■ **WORK INSTRUCTIONS**: Only the pictures are to be left out, and the rest of the entries should be reproduced exactly.
THE DATA START
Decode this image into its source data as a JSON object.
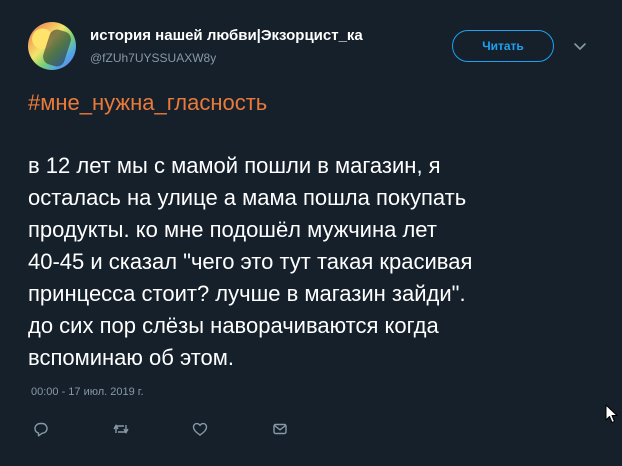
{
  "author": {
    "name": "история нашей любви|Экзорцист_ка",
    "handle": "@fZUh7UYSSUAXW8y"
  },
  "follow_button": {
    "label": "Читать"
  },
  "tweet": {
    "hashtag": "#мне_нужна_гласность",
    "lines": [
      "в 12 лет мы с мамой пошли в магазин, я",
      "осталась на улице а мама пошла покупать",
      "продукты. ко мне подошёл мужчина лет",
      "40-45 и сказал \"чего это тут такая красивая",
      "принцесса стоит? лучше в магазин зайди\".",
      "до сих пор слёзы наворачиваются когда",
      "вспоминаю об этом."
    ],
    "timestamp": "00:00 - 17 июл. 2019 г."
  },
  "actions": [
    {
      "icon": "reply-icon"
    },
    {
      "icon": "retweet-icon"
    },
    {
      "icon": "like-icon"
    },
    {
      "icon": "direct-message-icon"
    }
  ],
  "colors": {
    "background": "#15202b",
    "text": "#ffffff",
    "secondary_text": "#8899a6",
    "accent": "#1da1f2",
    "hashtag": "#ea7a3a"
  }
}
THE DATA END
■ **OUTPUT FOR THIS TASK**:
Decode this image into its source data as a JSON object.
{
  "author": {
    "name": "история нашей любви|Экзорцист_ка",
    "handle": "@fZUh7UYSSUAXW8y"
  },
  "follow_button": {
    "label": "Читать"
  },
  "tweet": {
    "hashtag": "#мне_нужна_гласность",
    "lines": [
      "в 12 лет мы с мамой пошли в магазин, я",
      "осталась на улице а мама пошла покупать",
      "продукты. ко мне подошёл мужчина лет",
      "40-45 и сказал \"чего это тут такая красивая",
      "принцесса стоит? лучше в магазин зайди\".",
      "до сих пор слёзы наворачиваются когда",
      "вспоминаю об этом."
    ],
    "timestamp": "00:00 - 17 июл. 2019 г."
  },
  "actions": [
    {
      "icon": "reply-icon"
    },
    {
      "icon": "retweet-icon"
    },
    {
      "icon": "like-icon"
    },
    {
      "icon": "direct-message-icon"
    }
  ],
  "colors": {
    "background": "#15202b",
    "text": "#ffffff",
    "secondary_text": "#8899a6",
    "accent": "#1da1f2",
    "hashtag": "#ea7a3a"
  }
}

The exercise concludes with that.